However, more likely, you are one of the few foreigners they will meet over their lifetime, especially outside the capital cities (столи́цы) of Moscow and St. Petersburg. The number of foreign visitors has gone down in the last couple of years. It is both an exotic event and a potentially one-off opportunity to talk to a real, living native speaker of the language they are learning!
The takeaway: Try to relate to their feelings by thinking about your own desire to practice Russian. A mutually beneficial way to communicate in both your and their language is to participate in a language exchange, or tandem.
Don’t Expect You To Know Russian
Your average Russian may be surprised to hear you speak Russian. Don’t take this personally — they don’t think you are stupid or mocking their language. They have likely never heard a person from your country be fluent in Russian.
Perhaps they think you just learned a couple words, so when you give them your enthusiastic “Приве́т!” they may give you a short friendly response, giggle (хихи́кают) awkwardly, and switch back to English (перехо́дят на англи́йский).
The takeaway: Russians don’t switch back to English because they think your Russian is bad — they probably switch to English because every other foreigner they’ve met didn’t speak Russian. It’s not hard to convince them otherwise (убеди́ть их в обра́тном), though. Even something as basic as “Я немно́го говорю́ по-ру́сски” or “Я учи́л ру́сский язы́к в университе́те” will make you fluent in their eyes because it’s beyond what they’ve ever heard from a non-Russian.
Honorary Russian Speaker
If you live outside of Russia, perhaps you run into Russians at social functions. It’s natural you may try to speak to them in their language. Have you ever been in this situation only to have them awkwardly answer in English? Why would they snub you like that? Do they think your Russian is not good enough?
From what I’ve seen, sometimes speakers of Russian are shy about being singled out as such at an event where non-Russian speakers are present. They don’t want to be speaking a language most people around them don’t understand (I am talking about Russians living abroad, not about the tourist couple you saw in Turkey who had no qualms speaking Russian among people who couldn’t understand it). Moreover, speaking any foreign language in front of others often turns into a party trick (“Say something in Russian!”), and the person may not feel like being the entertainment for the night.
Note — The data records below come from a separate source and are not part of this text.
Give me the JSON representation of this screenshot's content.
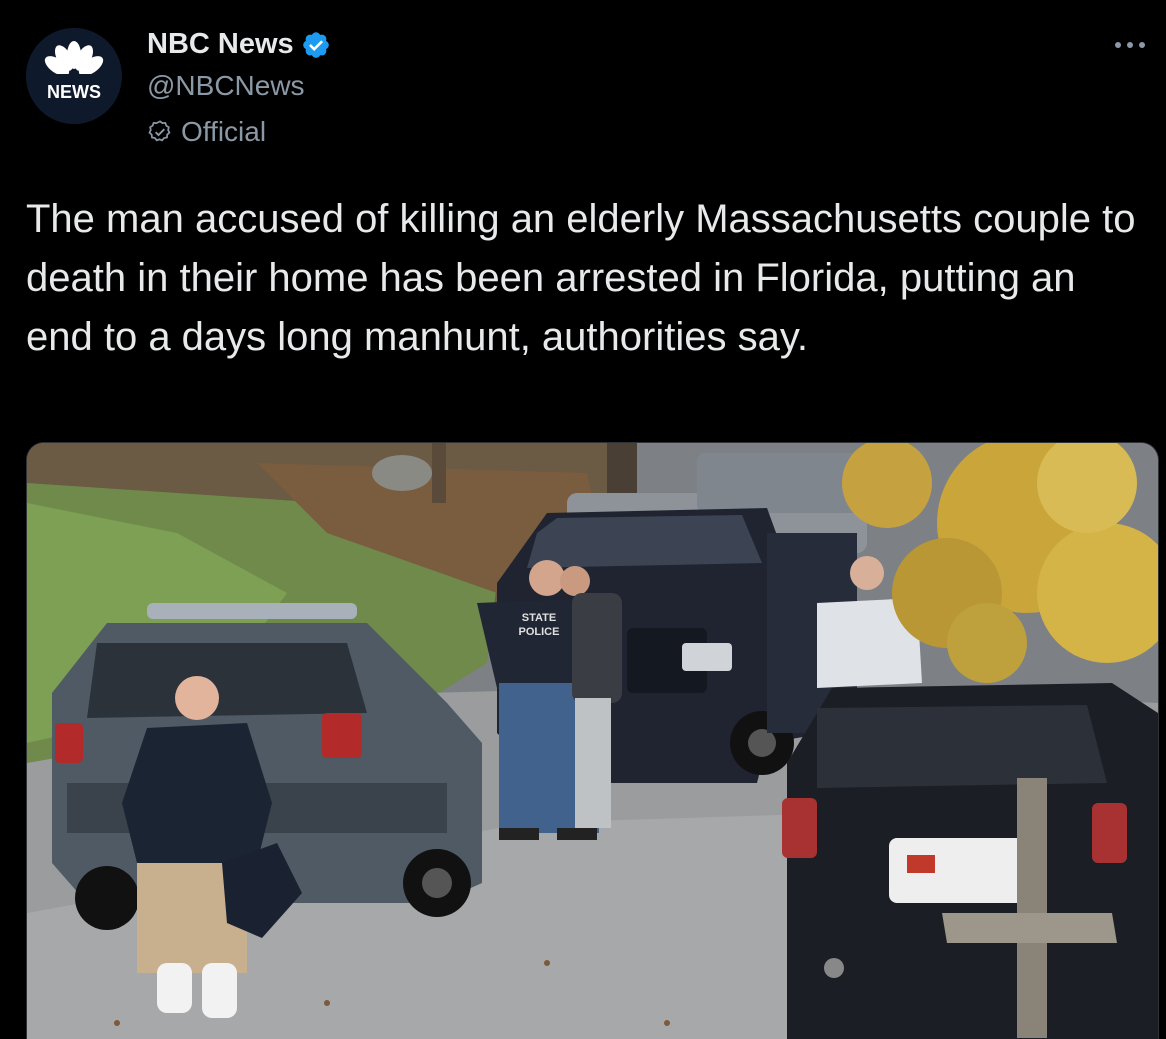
{
  "author": {
    "display_name": "NBC News",
    "handle": "@NBCNews",
    "label": "Official",
    "avatar_text": "NEWS",
    "avatar_icon": "nbc-peacock-logo",
    "verified_icon": "verified-badge-icon",
    "label_icon": "official-check-icon"
  },
  "tweet": {
    "text": "The man accused of killing an elderly Massachusetts couple to death in their home has been arrested in Florida, putting an end to a days long manhunt, authorities say."
  },
  "media": {
    "jacket_text_line1": "STATE",
    "jacket_text_line2": "POLICE"
  },
  "menu": {
    "more_icon": "more-options-icon"
  },
  "colors": {
    "background": "#000000",
    "text": "#e7e9ea",
    "secondary": "#8b98a5",
    "verified": "#1d9bf0"
  }
}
The takeaway: Try talking to that person in a more private conversation, when no non-speakers of Russian are present. Language meetups are also a good idea.
What has your experience been like when speaking to Russian? Were they willing to talk Russian?